Retaliation claims are analyzed within the familiar burden-shifting framework of McDonnell Douglas Corp. v. Green. McDonnell Douglas, 411 U.S. 792 (1973). On a motion for summary judgment, the plaintiff must first establish a prima facie case of retaliation by showing that: (1) he participated in protected activity; (2) the protected activity was known to the employer; (3) plaintiff was thereafter subjected to an adverse employment action; and (4) there is evidence of a causal relationship between the adverse employment action and the protected activity. Once the plaintiff has done so, the burden shifts to the defendant to establish a legitimate, non-retaliatory basis for the complained-of action. If the defendant does so, the burden returns to plaintiff, who must show that the legitimate, non-retaliatory reason articulated by the defendant is a mere "pretext," and that retaliation was more likely than not the reason for the complained-of action. See Schnabel v. Abramson, 232 F.3d 83, 90 (2d Cir. 2000); Gallagher v. Delaney, 139 F.3d 338, 349 (2d Cir. 1998).

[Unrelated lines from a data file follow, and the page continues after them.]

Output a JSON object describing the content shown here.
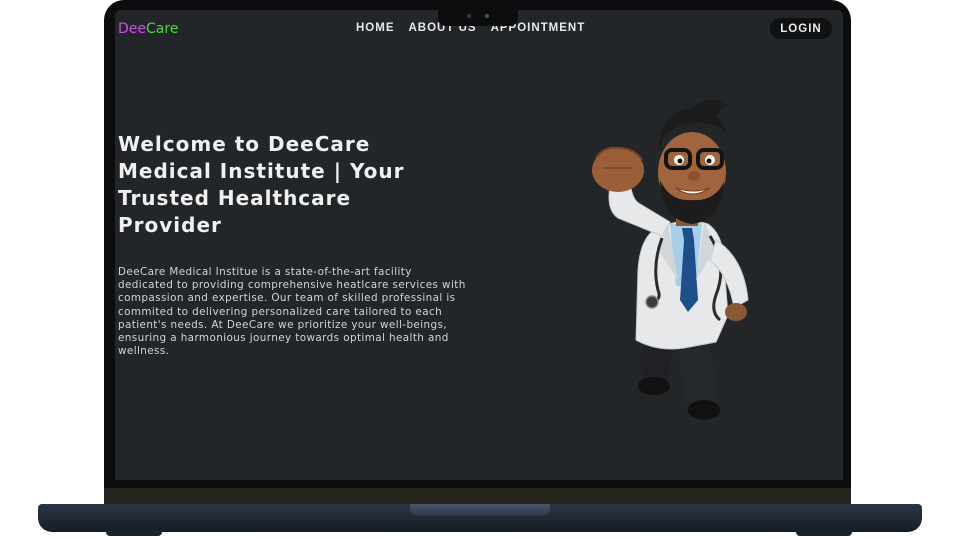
{
  "brand": {
    "part1": "Dee",
    "part2": "Care",
    "color1": "#d24be8",
    "color2": "#52d24a"
  },
  "nav": {
    "home": "HOME",
    "about": "ABOUT US",
    "appointment": "APPOINTMENT"
  },
  "login": "LOGIN",
  "hero": {
    "title": "Welcome to DeeCare Medical Institute | Your Trusted Healthcare Provider",
    "text": "DeeCare Medical Institue is a state-of-the-art facility dedicated to providing comprehensive heatlcare services with compassion and expertise. Our team of skilled professinal is commited to delivering personalized care tailored to each patient's needs. At DeeCare we prioritize your well-beings, ensuring a harmonious journey towards optimal health and wellness."
  },
  "illustration": {
    "icon": "doctor-superhero-illustration"
  },
  "colors": {
    "background": "#232629",
    "text": "#f0f0f0",
    "frame": "#0d0d0f"
  }
}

"Protected activity" has a certain meaning in the context of complaints alleging unlawful discrimination in employment. Such activity does not include all acts that occur at the work place or all disputes ...